When I first heard about Martin McDonagh’s 2008 film In Bruges, my first response was “where the hell is Bruges?” Then, the last line of narration by Ray (Colin Farrell) before the movie begins in earnest says simply, as though to answer the unspoken question, “It’s in Belgium.” It was at that moment that I suspected I was going to love this movie, and I was right.
That opening narration tells you everything you need to know for the purpose of this review: Ray is a gang hitman who did a job and was subsequently asked to hole up in Bruges for two days with his partner Kent (Brendan Gleeson). There are some other details, but those are better left unspoiled: this is one of the few crime thrillers in this day and age which can take a savvy viewer by surprise.
When you look back on In Bruges, most of its major beats are the sort of things you’d expect if you watch a lot of movies about gangs and/or hit men. However the movie retains tension and the element of surprise while you’re watching it, in part because McDonagh’s script is so aware of the expectations of the typical audience member. Right from the beginning with the line “It’s in Belgium,” this is a film which will sense what you’re thinking and respond to it, usually with comedy.
More than that, the script finds so many entertaining and unexpected ways to circle back on itself. Almost every conversation that Ray and Kent have gets called back to at some point later on, usually for comedy but sometimes for surprisingly powerful dramatic beats. There is a slight problem there – one line so blatantly telegraphs the way that the film will end that I had to stifle a groan when I heard it – but on the whole the movie is much better for McDonagh’s precise language.

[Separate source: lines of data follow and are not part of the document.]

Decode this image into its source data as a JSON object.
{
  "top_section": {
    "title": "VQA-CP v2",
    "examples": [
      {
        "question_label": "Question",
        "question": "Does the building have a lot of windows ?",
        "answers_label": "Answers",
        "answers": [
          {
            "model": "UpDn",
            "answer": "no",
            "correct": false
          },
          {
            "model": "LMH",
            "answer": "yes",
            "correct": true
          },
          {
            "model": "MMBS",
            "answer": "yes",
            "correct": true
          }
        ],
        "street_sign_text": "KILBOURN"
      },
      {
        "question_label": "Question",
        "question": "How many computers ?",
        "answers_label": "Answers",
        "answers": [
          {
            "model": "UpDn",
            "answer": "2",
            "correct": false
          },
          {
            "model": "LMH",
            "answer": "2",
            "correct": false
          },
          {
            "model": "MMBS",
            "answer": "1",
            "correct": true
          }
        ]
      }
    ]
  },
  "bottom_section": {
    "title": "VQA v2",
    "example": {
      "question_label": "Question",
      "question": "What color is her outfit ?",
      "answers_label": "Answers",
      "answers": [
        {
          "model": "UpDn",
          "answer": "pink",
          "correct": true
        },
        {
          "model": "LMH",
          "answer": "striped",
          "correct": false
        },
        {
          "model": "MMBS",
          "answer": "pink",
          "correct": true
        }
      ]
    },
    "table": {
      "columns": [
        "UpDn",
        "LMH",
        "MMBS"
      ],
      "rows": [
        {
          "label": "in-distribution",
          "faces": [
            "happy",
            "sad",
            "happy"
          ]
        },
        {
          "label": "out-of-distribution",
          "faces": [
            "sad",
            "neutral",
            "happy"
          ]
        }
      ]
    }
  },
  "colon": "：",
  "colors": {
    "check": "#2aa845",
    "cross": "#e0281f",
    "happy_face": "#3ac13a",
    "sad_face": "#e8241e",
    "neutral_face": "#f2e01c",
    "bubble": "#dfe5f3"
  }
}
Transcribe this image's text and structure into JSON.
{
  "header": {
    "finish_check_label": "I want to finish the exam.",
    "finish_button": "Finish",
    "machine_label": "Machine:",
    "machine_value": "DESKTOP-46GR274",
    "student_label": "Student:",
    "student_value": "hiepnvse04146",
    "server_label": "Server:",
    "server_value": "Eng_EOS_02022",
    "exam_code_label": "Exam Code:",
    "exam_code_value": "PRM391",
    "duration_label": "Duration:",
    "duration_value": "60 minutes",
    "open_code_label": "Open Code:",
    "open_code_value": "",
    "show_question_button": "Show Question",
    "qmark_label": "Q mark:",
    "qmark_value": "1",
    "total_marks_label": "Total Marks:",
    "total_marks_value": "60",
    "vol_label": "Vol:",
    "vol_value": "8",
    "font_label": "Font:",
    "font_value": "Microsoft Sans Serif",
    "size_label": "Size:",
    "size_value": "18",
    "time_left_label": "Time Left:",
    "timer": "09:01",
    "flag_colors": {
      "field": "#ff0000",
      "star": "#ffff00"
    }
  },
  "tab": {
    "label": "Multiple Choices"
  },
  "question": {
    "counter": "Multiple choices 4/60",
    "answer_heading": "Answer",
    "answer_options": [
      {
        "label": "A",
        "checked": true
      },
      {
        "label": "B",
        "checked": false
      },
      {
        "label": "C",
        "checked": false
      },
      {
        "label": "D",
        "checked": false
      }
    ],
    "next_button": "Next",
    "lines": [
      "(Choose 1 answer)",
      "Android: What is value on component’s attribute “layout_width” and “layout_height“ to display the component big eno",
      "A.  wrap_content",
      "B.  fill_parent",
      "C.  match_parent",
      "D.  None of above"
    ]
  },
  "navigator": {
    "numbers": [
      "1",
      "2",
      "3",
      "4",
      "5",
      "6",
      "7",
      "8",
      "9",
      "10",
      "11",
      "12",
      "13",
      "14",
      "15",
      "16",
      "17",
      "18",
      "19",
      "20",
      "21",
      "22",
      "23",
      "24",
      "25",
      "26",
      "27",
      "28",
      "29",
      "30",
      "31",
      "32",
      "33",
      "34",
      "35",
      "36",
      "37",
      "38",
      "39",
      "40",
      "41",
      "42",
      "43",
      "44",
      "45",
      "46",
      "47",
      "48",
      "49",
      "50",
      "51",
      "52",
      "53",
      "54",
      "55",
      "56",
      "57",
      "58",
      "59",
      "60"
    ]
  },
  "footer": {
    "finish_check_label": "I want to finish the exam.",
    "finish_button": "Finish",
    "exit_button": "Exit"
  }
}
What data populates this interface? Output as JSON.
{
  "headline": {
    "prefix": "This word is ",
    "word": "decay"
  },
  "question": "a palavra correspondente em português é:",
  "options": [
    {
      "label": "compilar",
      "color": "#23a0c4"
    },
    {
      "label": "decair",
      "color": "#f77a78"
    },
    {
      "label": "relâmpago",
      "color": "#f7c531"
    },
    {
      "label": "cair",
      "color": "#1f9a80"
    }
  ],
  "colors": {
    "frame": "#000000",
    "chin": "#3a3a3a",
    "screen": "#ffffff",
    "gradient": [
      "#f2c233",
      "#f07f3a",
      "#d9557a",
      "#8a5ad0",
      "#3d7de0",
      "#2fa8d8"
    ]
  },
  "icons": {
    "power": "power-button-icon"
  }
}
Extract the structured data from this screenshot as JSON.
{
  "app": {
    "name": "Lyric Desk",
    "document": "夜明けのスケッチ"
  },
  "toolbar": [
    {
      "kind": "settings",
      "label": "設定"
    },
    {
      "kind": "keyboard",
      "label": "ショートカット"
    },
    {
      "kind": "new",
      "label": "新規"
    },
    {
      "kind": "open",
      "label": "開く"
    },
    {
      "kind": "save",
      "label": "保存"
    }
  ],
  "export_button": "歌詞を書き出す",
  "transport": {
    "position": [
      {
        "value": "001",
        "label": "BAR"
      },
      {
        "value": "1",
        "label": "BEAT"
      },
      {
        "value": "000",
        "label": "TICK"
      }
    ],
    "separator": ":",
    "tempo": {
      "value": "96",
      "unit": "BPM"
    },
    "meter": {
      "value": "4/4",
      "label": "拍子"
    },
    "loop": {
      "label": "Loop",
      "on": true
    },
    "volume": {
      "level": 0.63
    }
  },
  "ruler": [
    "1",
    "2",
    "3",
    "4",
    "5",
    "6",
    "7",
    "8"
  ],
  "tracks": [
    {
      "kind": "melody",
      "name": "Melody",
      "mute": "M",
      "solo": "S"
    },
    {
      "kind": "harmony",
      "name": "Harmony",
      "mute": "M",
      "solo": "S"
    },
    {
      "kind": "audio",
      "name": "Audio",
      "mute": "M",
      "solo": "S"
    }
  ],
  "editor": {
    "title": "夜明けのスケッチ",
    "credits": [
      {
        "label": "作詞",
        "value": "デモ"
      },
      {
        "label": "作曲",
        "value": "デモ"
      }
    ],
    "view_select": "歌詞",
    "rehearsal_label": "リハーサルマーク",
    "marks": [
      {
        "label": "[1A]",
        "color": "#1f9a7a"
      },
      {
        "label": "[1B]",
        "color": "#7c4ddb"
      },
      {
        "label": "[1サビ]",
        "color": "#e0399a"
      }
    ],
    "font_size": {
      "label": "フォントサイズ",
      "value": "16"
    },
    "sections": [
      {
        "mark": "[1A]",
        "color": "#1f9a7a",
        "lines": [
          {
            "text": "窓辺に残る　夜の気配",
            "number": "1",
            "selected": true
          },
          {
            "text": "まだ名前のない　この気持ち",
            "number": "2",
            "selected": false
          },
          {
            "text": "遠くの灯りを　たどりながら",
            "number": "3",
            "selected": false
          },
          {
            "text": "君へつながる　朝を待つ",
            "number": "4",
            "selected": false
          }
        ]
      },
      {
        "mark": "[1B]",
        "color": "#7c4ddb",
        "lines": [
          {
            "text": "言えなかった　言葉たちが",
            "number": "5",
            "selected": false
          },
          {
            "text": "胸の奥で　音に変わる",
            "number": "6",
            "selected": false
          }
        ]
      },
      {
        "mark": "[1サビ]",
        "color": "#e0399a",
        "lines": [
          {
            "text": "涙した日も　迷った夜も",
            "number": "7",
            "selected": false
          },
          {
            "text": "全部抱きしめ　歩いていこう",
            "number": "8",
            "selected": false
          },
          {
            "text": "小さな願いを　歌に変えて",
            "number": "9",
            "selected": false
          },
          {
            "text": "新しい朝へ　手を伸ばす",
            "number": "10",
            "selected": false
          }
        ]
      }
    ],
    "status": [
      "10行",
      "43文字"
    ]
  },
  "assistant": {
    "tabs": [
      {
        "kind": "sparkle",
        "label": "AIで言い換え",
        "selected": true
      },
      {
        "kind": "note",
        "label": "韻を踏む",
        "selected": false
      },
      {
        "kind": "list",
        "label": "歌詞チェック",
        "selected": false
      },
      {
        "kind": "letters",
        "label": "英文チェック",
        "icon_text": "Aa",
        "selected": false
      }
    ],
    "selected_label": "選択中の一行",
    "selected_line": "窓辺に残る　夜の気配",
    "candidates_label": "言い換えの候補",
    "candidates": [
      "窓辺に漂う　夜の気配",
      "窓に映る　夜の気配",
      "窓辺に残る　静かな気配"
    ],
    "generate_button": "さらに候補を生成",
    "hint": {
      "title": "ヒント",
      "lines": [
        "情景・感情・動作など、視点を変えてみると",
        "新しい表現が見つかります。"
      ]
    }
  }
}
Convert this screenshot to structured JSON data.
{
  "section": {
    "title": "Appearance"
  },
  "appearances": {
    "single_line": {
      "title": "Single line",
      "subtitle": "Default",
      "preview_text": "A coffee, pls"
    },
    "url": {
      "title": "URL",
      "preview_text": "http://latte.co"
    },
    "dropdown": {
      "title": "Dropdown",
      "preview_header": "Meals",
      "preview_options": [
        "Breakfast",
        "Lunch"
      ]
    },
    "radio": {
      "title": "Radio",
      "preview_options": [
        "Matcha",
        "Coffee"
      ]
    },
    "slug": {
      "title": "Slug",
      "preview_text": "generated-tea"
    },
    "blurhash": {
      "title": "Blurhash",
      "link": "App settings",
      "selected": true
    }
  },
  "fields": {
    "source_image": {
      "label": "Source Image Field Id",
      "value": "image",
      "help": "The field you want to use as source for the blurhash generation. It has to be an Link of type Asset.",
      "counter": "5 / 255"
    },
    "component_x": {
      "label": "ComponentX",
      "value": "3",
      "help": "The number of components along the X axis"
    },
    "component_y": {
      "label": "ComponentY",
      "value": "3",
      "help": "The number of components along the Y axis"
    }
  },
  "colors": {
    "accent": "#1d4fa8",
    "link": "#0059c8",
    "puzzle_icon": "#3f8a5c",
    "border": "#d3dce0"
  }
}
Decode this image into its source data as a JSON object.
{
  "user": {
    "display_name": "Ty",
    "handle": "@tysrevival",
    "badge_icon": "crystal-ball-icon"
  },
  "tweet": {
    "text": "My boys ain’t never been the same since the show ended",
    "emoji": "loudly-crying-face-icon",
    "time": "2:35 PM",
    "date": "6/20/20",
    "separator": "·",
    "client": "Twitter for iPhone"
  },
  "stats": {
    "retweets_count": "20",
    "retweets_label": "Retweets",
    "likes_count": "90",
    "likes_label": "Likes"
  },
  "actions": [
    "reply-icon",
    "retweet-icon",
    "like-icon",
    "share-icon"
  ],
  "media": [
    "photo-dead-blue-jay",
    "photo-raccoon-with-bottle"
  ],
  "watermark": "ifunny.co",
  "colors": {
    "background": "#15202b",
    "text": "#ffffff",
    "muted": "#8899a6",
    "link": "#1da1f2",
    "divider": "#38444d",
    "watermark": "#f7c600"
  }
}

McDonagh also enjoys playing upon the audience’s habit of sympathizing with the gangster characters in these sort of films. Ray is a profane, prejudiced misanthrope who shouldn’t be anywhere near a beautiful tourist trap like Bruges; not always an easy character to like. But we do like him, and McDonagh plays upon that by introducing the idea that Bruges is standing in for the biblical Purgatory. Eventually Ray may be damned or he may be forgiven, but for these 106 minutes he’s stuck in between, as surely as he feels stuck with Kent on excursions to boring museums and chapels.
Gleeson is good, and Ralph Fiennes is a lot of fun as the thugs’ boss, but Farrell is the real discovery here. Just prior to this film it looked like his career was in trouble; he had just made the dire bombs Miami Vice and Alexander, and his indie efforts like Woody Allen’s Cassandra’s Dream and Terrence Malick’s The New World did not get seen. McDonagh puts him on full display, getting every emotion possible out of Farrell over the course of the film. A man trapped in Purgatory is not a one-note character; he’s going to swing between believing he’s bound for hell and hoping he can get out of it to the good. Movies like this are why Farrell still gets chances at popcorn films like the Total Recall remake: if he can make a role this tough look this easy, blockbuster acting should be a piece of cake.
Above all, In Bruges should be seen simply to be enjoyed. It’s not often that you see a movie which is so skilled with language that it almost seems to be inventing a language of its own. It’s not so often that you’ll say of a movie, “I loved the part with the racist dwarf.” It’s not often that you’ll see a perfect Colin Farrell performance. It’s not often that you’ll like a movie as much as I liked this one.
Reviewed by Mark Young